People might argue that snakes may be coming in from the Malabar Hill side which has trees and grass but look at this dump an entire colony of snakes can hide there and nobody would know.”
Agrawal claimed that they had complained to the BMC, “Once it was cleaned but that was on the periphery, the inside still had rubbish. More than just being cleaned, this structure needs a fence running around it so that people cannot go in or fling debris from the outside.”
Resident H Kapadia, who has been living in the area for nearly five decades and who stays just a building away from the crumbling building claims that, “the rat invasion is definitely because of this dump. I have a car rental agency here and my cars are constantly on the move.
But, residents’ cars who are parked for a while here, have wires eaten up by rats.” Like the others, Kapadia says the snake problem too is becoming acute. “Just a couple of days ago we had a snake in my building. I had to call a snake catcher from a residential colony not too far away. Now, he has warned the tenant that the mother of the snake will be on the prowl, so we have to be careful.”
When told that snakes could be coming in from the back portion of Malabar Hill just adjacent to the area, residents agree that it could be possible but add that snakes could be hiding in the rubbish dump too. “So high is the rubbish piled that we do not know what is inside.
Meanwhile, this empty structure which nobody seems to know about, there is a buzz that it belongs to a political party, has become a convenient dustbin for those who want to get rid of rubbish. People are at their wits end about how to tackle this.
“The monsoon is going to compound problems. Are we supposed to not breathe at all when we pass this dump? Hold our noses? Or, simply accept rats as part of the package of living here?” they ask in frustration and anger.
What the BMC says
Assistant Municipal Commissioner P R Masurkar in charge of the ‘D’ ward, which covers Babulnath area, says that he is unaware of the problem and will have to speak to the concerned department with reference to this.
What is Leptospirosis?
Leptospirosis is caused by infection with bacteria of the genus Leptospira and affects humans as well as other animals. Leptospirosis is among the world’s most common diseases that transmits from animals to people (zoonosis). The infection is commonly transmitted to humans by allowing water that has been contaminated by animal urine to come in contact with unhealed breaks in the skin, the eyes, or with the mucous membranes.
Babulnath, one of Mumbai’s most affluent areas, leading up to tony Walkeshwar and Malabar Hill has one of the highest priced real estate in the city. The area is a mix of the old and new with the Babulnath Mandir being the landmark of the place.

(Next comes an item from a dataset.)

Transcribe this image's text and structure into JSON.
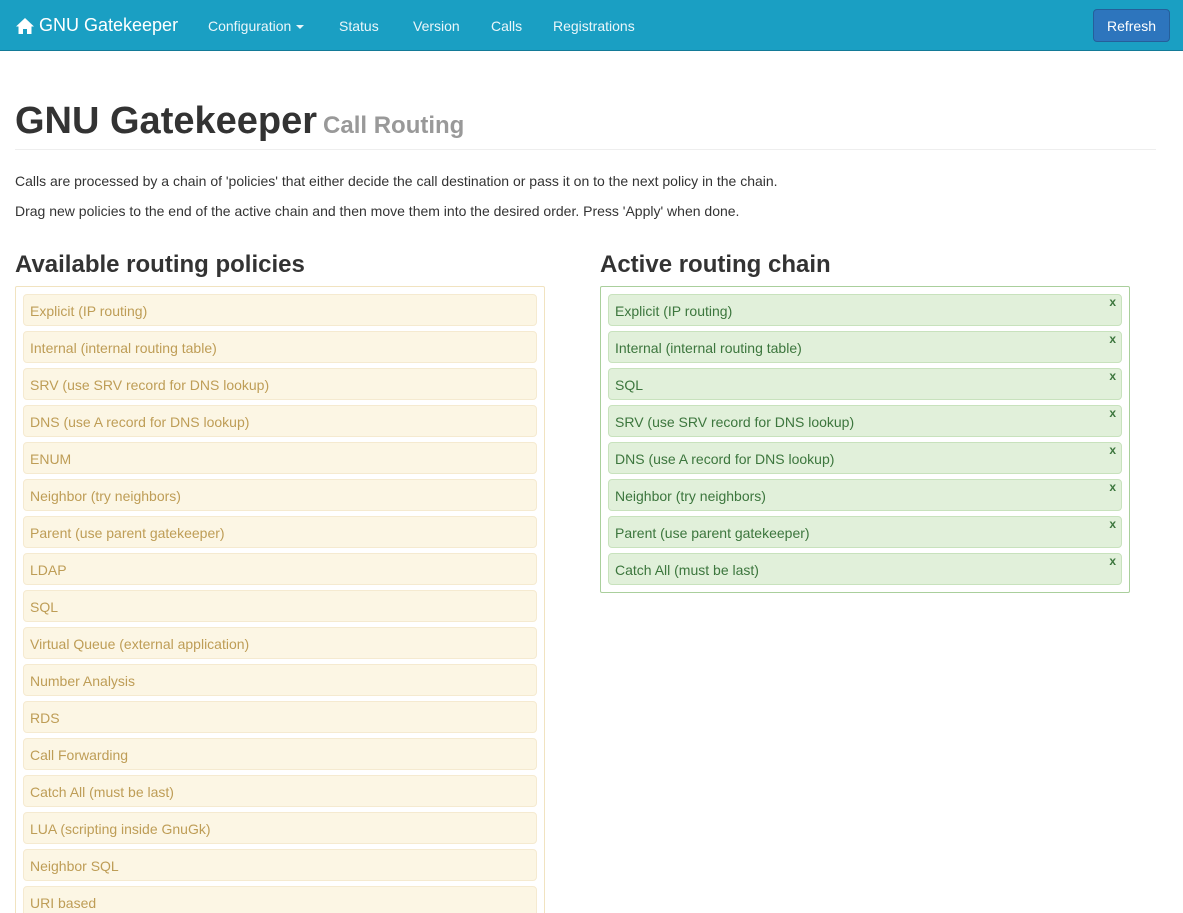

Here small two and three-storeyed structures with their old world charm rub noses with skyscrapers. There are a majority of Gujarati residents, but there is a substantial Parsi presence here too. The Khareghat Parsi Colony is part of Babulnath.